> **TRY IT**
Would you please set down the data again exactly as given, excluding the pictures?

*** DATA FOR THIS TASK ***

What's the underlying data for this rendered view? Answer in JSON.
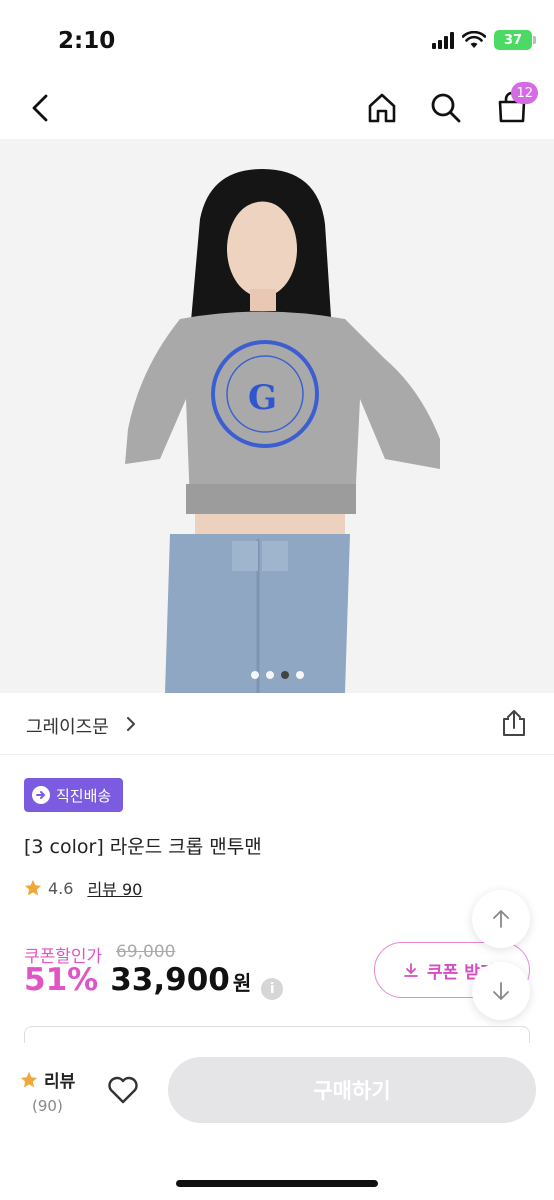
{
  "status_bar": {
    "time": "2:10",
    "battery": "37"
  },
  "nav": {
    "cart_count": "12"
  },
  "hero": {
    "image_count": 4,
    "active_index": 2
  },
  "brand": {
    "name": "그레이즈문"
  },
  "product": {
    "delivery_badge": "직진배송",
    "name": "[3 color] 라운드 크롭 맨투맨",
    "rating": "4.6",
    "review_link": "리뷰 90"
  },
  "price": {
    "label": "쿠폰할인가",
    "original": "69,000",
    "discount": "51%",
    "amount": "33,900",
    "currency": "원",
    "info": "i"
  },
  "coupon": {
    "label": "쿠폰 받기"
  },
  "bottom_bar": {
    "review_label": "리뷰",
    "review_count": "(90)",
    "buy_label": "구매하기"
  },
  "colors": {
    "accent": "#e055c6",
    "badge": "#7b5ce0",
    "cart_badge": "#d46be5",
    "star": "#f0a83a"
  }
}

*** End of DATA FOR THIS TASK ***

> **RESULT**
What's the underlying data for this rendered view? Answer in JSON.
{
  "status_bar": {
    "time": "2:10",
    "battery": "37"
  },
  "nav": {
    "cart_count": "12"
  },
  "hero": {
    "image_count": 4,
    "active_index": 2
  },
  "brand": {
    "name": "그레이즈문"
  },
  "product": {
    "delivery_badge": "직진배송",
    "name": "[3 color] 라운드 크롭 맨투맨",
    "rating": "4.6",
    "review_link": "리뷰 90"
  },
  "price": {
    "label": "쿠폰할인가",
    "original": "69,000",
    "discount": "51%",
    "amount": "33,900",
    "currency": "원",
    "info": "i"
  },
  "coupon": {
    "label": "쿠폰 받기"
  },
  "bottom_bar": {
    "review_label": "리뷰",
    "review_count": "(90)",
    "buy_label": "구매하기"
  },
  "colors": {
    "accent": "#e055c6",
    "badge": "#7b5ce0",
    "cart_badge": "#d46be5",
    "star": "#f0a83a"
  }
}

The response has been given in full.